**EXERCISE INSTRUCTIONS**
All entries must be set down once more, precisely as given.

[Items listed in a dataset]
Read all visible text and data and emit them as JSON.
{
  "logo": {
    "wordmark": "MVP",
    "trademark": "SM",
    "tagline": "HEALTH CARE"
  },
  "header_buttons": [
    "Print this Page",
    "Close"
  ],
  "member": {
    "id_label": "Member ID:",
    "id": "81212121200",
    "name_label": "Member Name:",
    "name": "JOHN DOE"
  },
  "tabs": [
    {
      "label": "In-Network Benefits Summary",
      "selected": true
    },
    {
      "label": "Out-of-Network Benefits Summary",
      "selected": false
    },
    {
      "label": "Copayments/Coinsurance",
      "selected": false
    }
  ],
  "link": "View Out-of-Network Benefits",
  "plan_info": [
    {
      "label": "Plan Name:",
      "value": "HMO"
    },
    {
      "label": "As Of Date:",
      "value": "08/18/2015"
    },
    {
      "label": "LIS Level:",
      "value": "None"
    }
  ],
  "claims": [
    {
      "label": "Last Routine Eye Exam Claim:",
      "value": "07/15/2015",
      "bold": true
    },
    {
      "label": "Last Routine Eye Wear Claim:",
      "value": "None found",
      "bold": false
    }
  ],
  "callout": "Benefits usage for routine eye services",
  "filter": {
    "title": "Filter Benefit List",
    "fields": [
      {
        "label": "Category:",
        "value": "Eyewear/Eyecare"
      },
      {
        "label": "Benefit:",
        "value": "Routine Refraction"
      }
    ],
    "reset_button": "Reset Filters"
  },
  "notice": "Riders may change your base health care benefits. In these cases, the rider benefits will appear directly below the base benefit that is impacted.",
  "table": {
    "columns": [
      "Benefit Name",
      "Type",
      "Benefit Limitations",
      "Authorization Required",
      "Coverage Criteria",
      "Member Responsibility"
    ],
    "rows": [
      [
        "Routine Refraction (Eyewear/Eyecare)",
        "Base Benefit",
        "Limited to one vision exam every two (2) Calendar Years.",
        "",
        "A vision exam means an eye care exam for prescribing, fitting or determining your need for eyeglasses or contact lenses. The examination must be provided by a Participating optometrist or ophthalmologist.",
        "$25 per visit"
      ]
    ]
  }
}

**TASK SOLUTION**
Read all visible text and data and emit them as JSON.
{
  "logo": {
    "wordmark": "MVP",
    "trademark": "SM",
    "tagline": "HEALTH CARE"
  },
  "header_buttons": [
    "Print this Page",
    "Close"
  ],
  "member": {
    "id_label": "Member ID:",
    "id": "81212121200",
    "name_label": "Member Name:",
    "name": "JOHN DOE"
  },
  "tabs": [
    {
      "label": "In-Network Benefits Summary",
      "selected": true
    },
    {
      "label": "Out-of-Network Benefits Summary",
      "selected": false
    },
    {
      "label": "Copayments/Coinsurance",
      "selected": false
    }
  ],
  "link": "View Out-of-Network Benefits",
  "plan_info": [
    {
      "label": "Plan Name:",
      "value": "HMO"
    },
    {
      "label": "As Of Date:",
      "value": "08/18/2015"
    },
    {
      "label": "LIS Level:",
      "value": "None"
    }
  ],
  "claims": [
    {
      "label": "Last Routine Eye Exam Claim:",
      "value": "07/15/2015",
      "bold": true
    },
    {
      "label": "Last Routine Eye Wear Claim:",
      "value": "None found",
      "bold": false
    }
  ],
  "callout": "Benefits usage for routine eye services",
  "filter": {
    "title": "Filter Benefit List",
    "fields": [
      {
        "label": "Category:",
        "value": "Eyewear/Eyecare"
      },
      {
        "label": "Benefit:",
        "value": "Routine Refraction"
      }
    ],
    "reset_button": "Reset Filters"
  },
  "notice": "Riders may change your base health care benefits. In these cases, the rider benefits will appear directly below the base benefit that is impacted.",
  "table": {
    "columns": [
      "Benefit Name",
      "Type",
      "Benefit Limitations",
      "Authorization Required",
      "Coverage Criteria",
      "Member Responsibility"
    ],
    "rows": [
      [
        "Routine Refraction (Eyewear/Eyecare)",
        "Base Benefit",
        "Limited to one vision exam every two (2) Calendar Years.",
        "",
        "A vision exam means an eye care exam for prescribing, fitting or determining your need for eyeglasses or contact lenses. The examination must be provided by a Participating optometrist or ophthalmologist.",
        "$25 per visit"
      ]
    ]
  }
}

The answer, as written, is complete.